Enthusiasm for cervical disc arthroplasty is based on the premise that motion-preserving devices attenuate the progression of adjacent-segment disease (ASD) in the cervical spine. Arthrodesis, on the other hand, results in abnormal load transfer on adjacent segments, leading to the acceleration of ASD. It has taken several decades of pioneering work to produce clinically relevant devices that mimic the kinematics of the intervertebral disc. The goal of this work is to trace the origins of cervical arthroplasty technology and highlight the attributes of devices currently available in the market.
Dzenan Lulic, Amir Ahmadian, Ali A. Baaj, Selim R. Benbadis and Fernando L. Vale
Vagus nerve stimulation (VNS) is a key tool in the treatment of patients with medically refractory epilepsy. Although the mechanism of action of VNS remains poorly understood, this modality is now the most widely used nonpharmacological treatment for drug-resistant epilepsy. The goal of this work is to review the history of VNS and provide information on recent advances and applications of this technology.
Ali A. Baaj, Juan S. Uribe and Fernando L. Vale

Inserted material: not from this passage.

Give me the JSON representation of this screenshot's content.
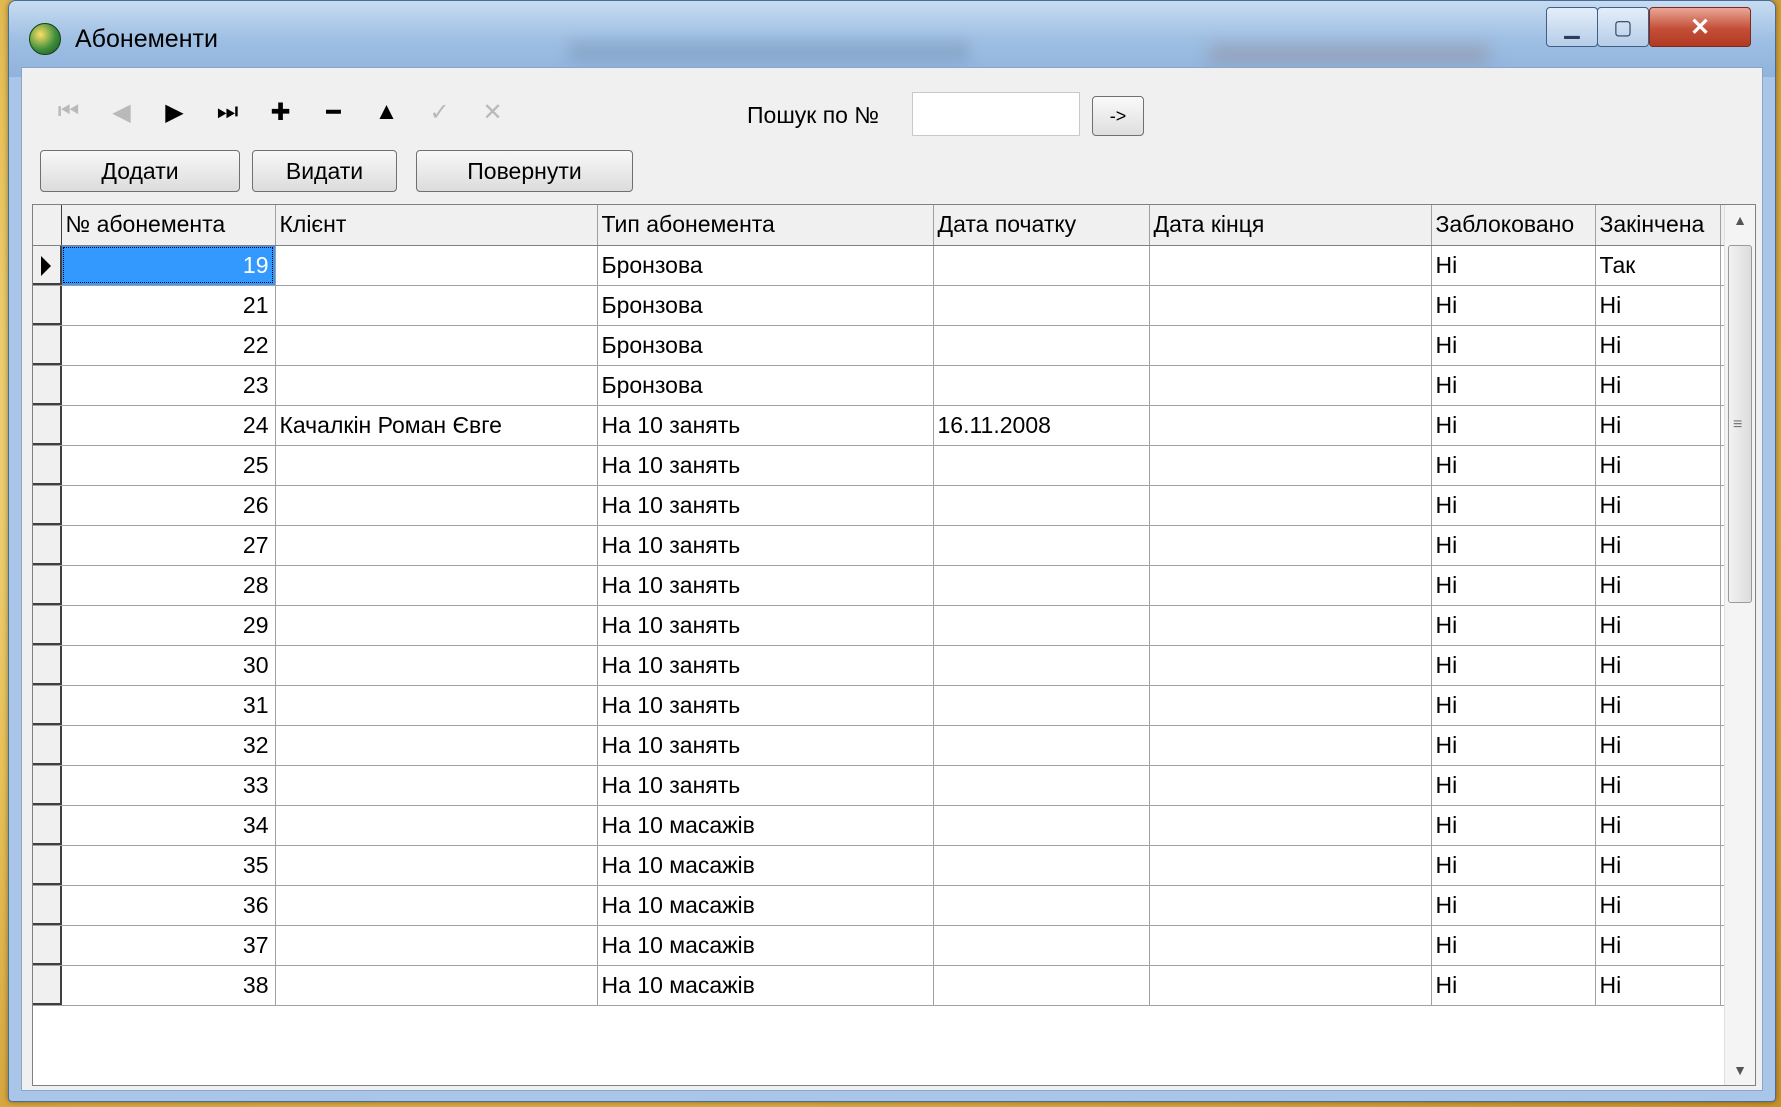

Chance-type fractures of the spine have been associated with seat-belt injuries in the pediatric population. Nonoperative management is appropriate in most cases of Chance fractures, but surgical intervention is occasionally warranted to deter progression of kyphosis and neurological deterioration. Internal fixation using pedicle screws has been widely used in the surgical repair of this injury. The authors report on a 6-year-old girl who suffered an L-2 Chance fracture with facet disruption, kyphosis, and significant posterior ligamentous injury. She underwent open reduction and internal fixation using Songer cable wiring augmented with bilateral lamina plating. At the 18-week follow-up, she continued to be free of any neurological deficits and her alignment was stable on plain radiographs of flexion-extension. The authors have therefore described a feasible option in the surgical management of Chance-type fractures in the pediatric spine.